Dataset content:

- Opening Delimiter -

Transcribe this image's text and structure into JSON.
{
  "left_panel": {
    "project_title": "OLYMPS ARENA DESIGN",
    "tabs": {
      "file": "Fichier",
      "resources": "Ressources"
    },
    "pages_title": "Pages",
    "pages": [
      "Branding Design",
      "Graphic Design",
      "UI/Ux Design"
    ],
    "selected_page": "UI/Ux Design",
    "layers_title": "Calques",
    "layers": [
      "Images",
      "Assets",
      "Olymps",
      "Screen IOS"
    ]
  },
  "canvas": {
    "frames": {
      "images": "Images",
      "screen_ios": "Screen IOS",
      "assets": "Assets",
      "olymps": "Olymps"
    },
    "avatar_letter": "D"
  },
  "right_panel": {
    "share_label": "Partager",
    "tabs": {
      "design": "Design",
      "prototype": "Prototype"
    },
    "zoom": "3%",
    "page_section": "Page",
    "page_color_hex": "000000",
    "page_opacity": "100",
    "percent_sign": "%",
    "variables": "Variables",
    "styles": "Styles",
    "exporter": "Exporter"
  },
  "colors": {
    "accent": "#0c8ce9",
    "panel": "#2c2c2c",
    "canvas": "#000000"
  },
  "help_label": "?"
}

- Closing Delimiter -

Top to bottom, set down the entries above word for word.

Task solution:
Transcribe this image's text and structure into JSON.
{
  "left_panel": {
    "project_title": "OLYMPS ARENA DESIGN",
    "tabs": {
      "file": "Fichier",
      "resources": "Ressources"
    },
    "pages_title": "Pages",
    "pages": [
      "Branding Design",
      "Graphic Design",
      "UI/Ux Design"
    ],
    "selected_page": "UI/Ux Design",
    "layers_title": "Calques",
    "layers": [
      "Images",
      "Assets",
      "Olymps",
      "Screen IOS"
    ]
  },
  "canvas": {
    "frames": {
      "images": "Images",
      "screen_ios": "Screen IOS",
      "assets": "Assets",
      "olymps": "Olymps"
    },
    "avatar_letter": "D"
  },
  "right_panel": {
    "share_label": "Partager",
    "tabs": {
      "design": "Design",
      "prototype": "Prototype"
    },
    "zoom": "3%",
    "page_section": "Page",
    "page_color_hex": "000000",
    "page_opacity": "100",
    "percent_sign": "%",
    "variables": "Variables",
    "styles": "Styles",
    "exporter": "Exporter"
  },
  "colors": {
    "accent": "#0c8ce9",
    "panel": "#2c2c2c",
    "canvas": "#000000"
  },
  "help_label": "?"
}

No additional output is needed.